How to Spark a Discussion on Digital Life in Your School Community
Wise educators understand the importance of involving as many stakeholders as possible in discussions that are important to the life of the school community. And there are very few topics that are as important as digital life. So how can you spark a discussion on digital life in your school community?
First, it’s important to meet people where they are. If there is already a well-followed Facebook group or Twitter feed, then use it to spark discussion. Otherwise, there is no better way to promote a discussion of digital life than to show how a digital life can benefit participants—by creating community on a venue such as Facebook and Twitter. At the same time, the people who perhaps most need to be included in a discussion about digital life are those who are not on Facebook and Twitter. To reach this population, you’ll have to do it the old-fashioned way: through invitations in the mail, flyers, and face-to-face meetings. Outreach to those who are not actively engaged in digital media is important to families and communities.
Second, you should leverage current events related to digital life to spark interest. This amazing visualization of large data breaches—combined with whatever data breach is in the news in a given week—might prompt interest from community members who want to know what they can do to keep their data safe, and who will understandably want to know what the school is doing to ensure that student data is kept safe.
Third, the issue of how to vet and interpret digital information is a compelling and necessary topic for the school community. Recent research paints a depressing picture of the inability of students to adequately judge the information that they encounter online. Working with the school community to develop best practices is a key to conversations about digital life—and a motivation to have those conversations in the first place.

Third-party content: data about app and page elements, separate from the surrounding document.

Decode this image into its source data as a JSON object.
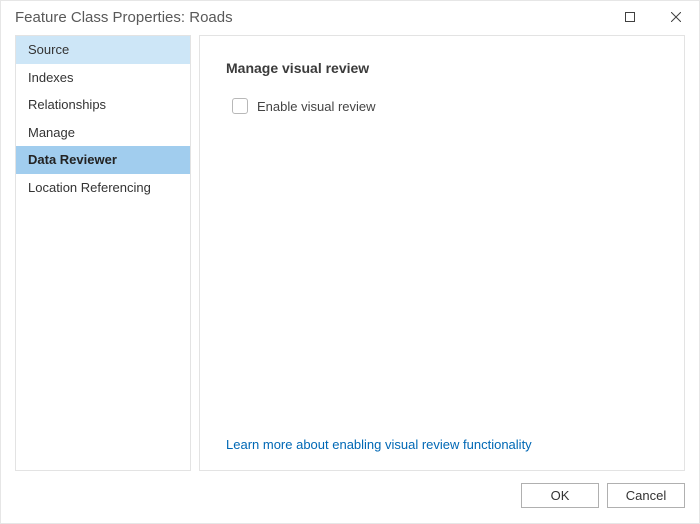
{
  "window": {
    "title": "Feature Class Properties: Roads"
  },
  "sidebar": {
    "items": [
      {
        "label": "Source",
        "state": "hover"
      },
      {
        "label": "Indexes",
        "state": "normal"
      },
      {
        "label": "Relationships",
        "state": "normal"
      },
      {
        "label": "Manage",
        "state": "normal"
      },
      {
        "label": "Data Reviewer",
        "state": "selected"
      },
      {
        "label": "Location Referencing",
        "state": "normal"
      }
    ]
  },
  "panel": {
    "section_title": "Manage visual review",
    "checkbox": {
      "label": "Enable visual review",
      "checked": false
    },
    "learn_more": "Learn more about enabling visual review functionality"
  },
  "buttons": {
    "ok": "OK",
    "cancel": "Cancel"
  }
}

Fourth, the school community should be kept aware of efforts by teachers to incorporate the latest edtech tools in order to improve student outcomes. Many community members are unlikely to know that teachers are using Twitter to engage in serious professional development. Contrary to its reputation in the wider culture as a wasteland of shallow, vicious arguments, teachers have established a corner of Twitter where they can congregate based on interest area in order to share ideas and shape best practices. Making the wider school community aware of practices such as this can be very helpful.